Daily Wrap-up: Oil up 4.5 per cent on OPEC deal

Oil up 4.5 per cent on OPEC deal... 56 per cent of Canadians just $200 from debt crisis... Blackberry to stop making smartphones...

Steve Randall
Oil up 4.5 per cent on OPEC deal
Oil prices surged Wednesday on reports from Algeria that OPEC members had reached a deal to cap output.

As the session began, there was concern that old rivals Saudi Arabia and Iran would stymie the deal but it appears that there will be a reduction from the current 33.24 million barrels per day to 32.5 million bpd.

The deal will not be in place before the output of each individual member is agreed and that won’t happen until the next formal OPEC meeting in November.
The main TSX index closed more than 1 per cent higher with the energy sector gaining more than 5 per cent and all but utilities and consumer staples ending in positive territory.

Wall Street also gained along with Europe while Asian markets were mixed.
The S&P/TSX Composite Index closed up 173.4 (1.19 per cent)
The Dow Jones closed up 110.9 (0.61 per cent)
Oil is trending higher (Brent $48.34, WTI $46.70 at 4.05pm)
Gold is trending lower (1326.00 at 4.05pm)
The loonie is valued at U$0.7623
56 per cent of Canadians just $200 from debt crisis
An extra $200 per month would be enough to push 56 per cent of Canadians into a debt crisis, unable to pay their bills.

That’s the finding of a survey by insolvency firm MNP Debt which asked more than 1,500 Canadians about their finances. The figure is up 8 percentage points in 6 months.

The firm also found that 31 per cent of respondents are already late will bill payments and those that are now concerned about their debts has risen to 52 per cent, up 9 percentage points in 6 months.
Blackberry to stop making smartphones
Blackberry’s smartphone production is to end but that doesn’t mean the end of the firm’s devices. The Ontario firm released its latest financial results Wednesday and revealed that production of devices will be outsourced in future.

It announced its first deal, with a manufacturer in Indonesia, which will see Blackberry’s software in devices made by the third party for the local market. As CEO John Chen put it, the firm is about putting the “smart in the phone.”

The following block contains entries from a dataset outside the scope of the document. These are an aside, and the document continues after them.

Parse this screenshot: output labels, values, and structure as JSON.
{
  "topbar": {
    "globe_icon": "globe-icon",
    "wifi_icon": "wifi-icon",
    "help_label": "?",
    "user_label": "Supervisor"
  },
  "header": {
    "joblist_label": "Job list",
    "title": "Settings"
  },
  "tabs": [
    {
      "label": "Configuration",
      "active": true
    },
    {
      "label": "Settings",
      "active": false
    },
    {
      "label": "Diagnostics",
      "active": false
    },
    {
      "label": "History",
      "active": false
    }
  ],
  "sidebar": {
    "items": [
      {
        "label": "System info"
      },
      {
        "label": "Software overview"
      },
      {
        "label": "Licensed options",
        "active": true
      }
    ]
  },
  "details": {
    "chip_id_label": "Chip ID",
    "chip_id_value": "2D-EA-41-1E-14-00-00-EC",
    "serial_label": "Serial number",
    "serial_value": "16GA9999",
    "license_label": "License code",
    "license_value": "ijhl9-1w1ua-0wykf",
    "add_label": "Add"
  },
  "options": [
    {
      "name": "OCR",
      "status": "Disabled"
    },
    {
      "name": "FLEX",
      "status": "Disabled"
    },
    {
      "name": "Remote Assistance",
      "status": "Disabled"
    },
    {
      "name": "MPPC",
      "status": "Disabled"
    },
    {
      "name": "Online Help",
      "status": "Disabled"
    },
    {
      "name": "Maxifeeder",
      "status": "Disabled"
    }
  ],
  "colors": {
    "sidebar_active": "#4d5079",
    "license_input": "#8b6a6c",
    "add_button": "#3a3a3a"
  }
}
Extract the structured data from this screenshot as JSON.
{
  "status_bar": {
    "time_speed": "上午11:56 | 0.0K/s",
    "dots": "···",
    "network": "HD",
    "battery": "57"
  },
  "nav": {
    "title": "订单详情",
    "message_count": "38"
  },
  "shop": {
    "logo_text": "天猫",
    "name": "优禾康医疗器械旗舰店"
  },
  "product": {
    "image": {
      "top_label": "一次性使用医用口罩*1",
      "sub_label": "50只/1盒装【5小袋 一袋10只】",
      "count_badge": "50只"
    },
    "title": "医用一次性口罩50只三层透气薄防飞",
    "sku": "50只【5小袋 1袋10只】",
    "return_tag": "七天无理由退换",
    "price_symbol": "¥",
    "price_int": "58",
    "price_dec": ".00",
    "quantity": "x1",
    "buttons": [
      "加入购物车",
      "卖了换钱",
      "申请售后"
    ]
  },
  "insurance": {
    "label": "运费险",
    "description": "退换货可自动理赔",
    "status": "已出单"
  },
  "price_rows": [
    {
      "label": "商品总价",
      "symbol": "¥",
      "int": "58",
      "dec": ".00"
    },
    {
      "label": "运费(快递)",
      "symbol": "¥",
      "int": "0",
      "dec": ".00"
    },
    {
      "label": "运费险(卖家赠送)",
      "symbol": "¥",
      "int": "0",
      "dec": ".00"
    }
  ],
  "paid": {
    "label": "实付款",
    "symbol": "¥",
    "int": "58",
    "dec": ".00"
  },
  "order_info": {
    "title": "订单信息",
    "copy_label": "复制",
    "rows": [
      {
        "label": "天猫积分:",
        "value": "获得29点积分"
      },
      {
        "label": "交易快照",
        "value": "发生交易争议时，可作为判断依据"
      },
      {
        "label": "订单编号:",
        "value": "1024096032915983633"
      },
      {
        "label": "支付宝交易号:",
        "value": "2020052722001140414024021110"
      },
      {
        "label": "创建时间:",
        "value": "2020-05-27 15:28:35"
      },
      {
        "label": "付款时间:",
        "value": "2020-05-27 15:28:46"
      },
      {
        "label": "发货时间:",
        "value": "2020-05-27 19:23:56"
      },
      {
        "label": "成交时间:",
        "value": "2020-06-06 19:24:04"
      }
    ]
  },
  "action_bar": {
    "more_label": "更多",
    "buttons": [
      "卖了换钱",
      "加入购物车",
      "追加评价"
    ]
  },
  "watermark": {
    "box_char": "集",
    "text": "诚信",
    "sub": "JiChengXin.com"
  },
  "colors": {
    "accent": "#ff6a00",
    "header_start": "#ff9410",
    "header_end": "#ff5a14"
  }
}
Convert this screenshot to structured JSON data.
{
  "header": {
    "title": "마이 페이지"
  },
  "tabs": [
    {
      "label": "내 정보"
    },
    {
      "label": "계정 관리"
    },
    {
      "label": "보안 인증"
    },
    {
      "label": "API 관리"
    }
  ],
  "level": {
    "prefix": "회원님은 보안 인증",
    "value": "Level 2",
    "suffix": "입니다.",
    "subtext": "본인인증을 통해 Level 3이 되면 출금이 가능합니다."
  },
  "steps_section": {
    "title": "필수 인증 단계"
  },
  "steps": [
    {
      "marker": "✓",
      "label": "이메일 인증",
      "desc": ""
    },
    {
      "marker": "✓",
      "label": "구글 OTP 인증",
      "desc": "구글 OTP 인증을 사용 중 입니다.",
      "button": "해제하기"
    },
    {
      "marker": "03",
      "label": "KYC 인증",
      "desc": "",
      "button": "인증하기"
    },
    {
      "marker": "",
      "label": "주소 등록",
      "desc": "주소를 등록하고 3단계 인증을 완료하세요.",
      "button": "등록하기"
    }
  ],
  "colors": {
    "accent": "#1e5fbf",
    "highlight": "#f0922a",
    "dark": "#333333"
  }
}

Blackberry’s results showed a net loss of U$372 million with a restructuring charge of $147 million. That compares to a net profit a year ago of $51 million. Revenue dropped 31.8 per cent year-over-year to $334 million.